Idiopathic photoreceptor dysfunction causes unexplained visual acuity loss in later adulthood

Ophthalmology. 1990 Dec;97(12):1632-7. doi: 10.1016/s0161-6420(90)32366-7.


Progressive visual loss, caused by initially unrecognized retinal photoreceptor dysfunction predominantly affecting cones, developed in six patients in late adulthood. Because of minimal ophthalmoscopic retinal abnormalities, the patients initially had been suspected of having optic neuropathy or psychogenic visual loss. The correct diagnosis was ultimately established by finding electroretinographic abnormalities and color discrimination losses out of proportion to visual acuity loss. In no case was a causative agent or a family history of photoreceptor disease identified. In many other respects, however, features of the patients' illness resemble those described previously under the headings of cone dysfunction syndrome, cone dystrophy, cone degeneration, and cone-rod dystrophy.

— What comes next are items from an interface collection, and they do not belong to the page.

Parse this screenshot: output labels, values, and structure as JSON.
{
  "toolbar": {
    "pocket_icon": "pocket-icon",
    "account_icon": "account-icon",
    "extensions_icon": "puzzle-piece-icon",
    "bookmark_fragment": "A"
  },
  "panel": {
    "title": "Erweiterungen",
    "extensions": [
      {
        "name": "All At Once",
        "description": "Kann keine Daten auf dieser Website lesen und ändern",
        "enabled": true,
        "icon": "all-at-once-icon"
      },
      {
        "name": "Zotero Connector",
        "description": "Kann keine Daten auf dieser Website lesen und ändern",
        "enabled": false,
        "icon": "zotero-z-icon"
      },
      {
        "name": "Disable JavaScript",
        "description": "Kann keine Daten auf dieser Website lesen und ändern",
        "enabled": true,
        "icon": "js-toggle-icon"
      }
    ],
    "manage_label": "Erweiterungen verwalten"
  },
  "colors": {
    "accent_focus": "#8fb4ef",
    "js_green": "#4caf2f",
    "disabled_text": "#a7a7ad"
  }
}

Publication types

  • Research Support, Non-U.S. Gov't

MeSH terms

  • Aged
  • Aged, 80 and over
  • Color Vision Defects / diagnosis
  • Color Vision Defects / etiology
  • Dark Adaptation
  • Diagnostic Errors
  • Electroretinography
  • Female
  • Fluorescein Angiography
  • Fundus Oculi
  • Humans
  • Male
  • Middle Aged
  • Photoreceptor Cells
  • Retinal Degeneration / complications*
  • Retinal Degeneration / diagnosis
  • Vision Disorders / etiology*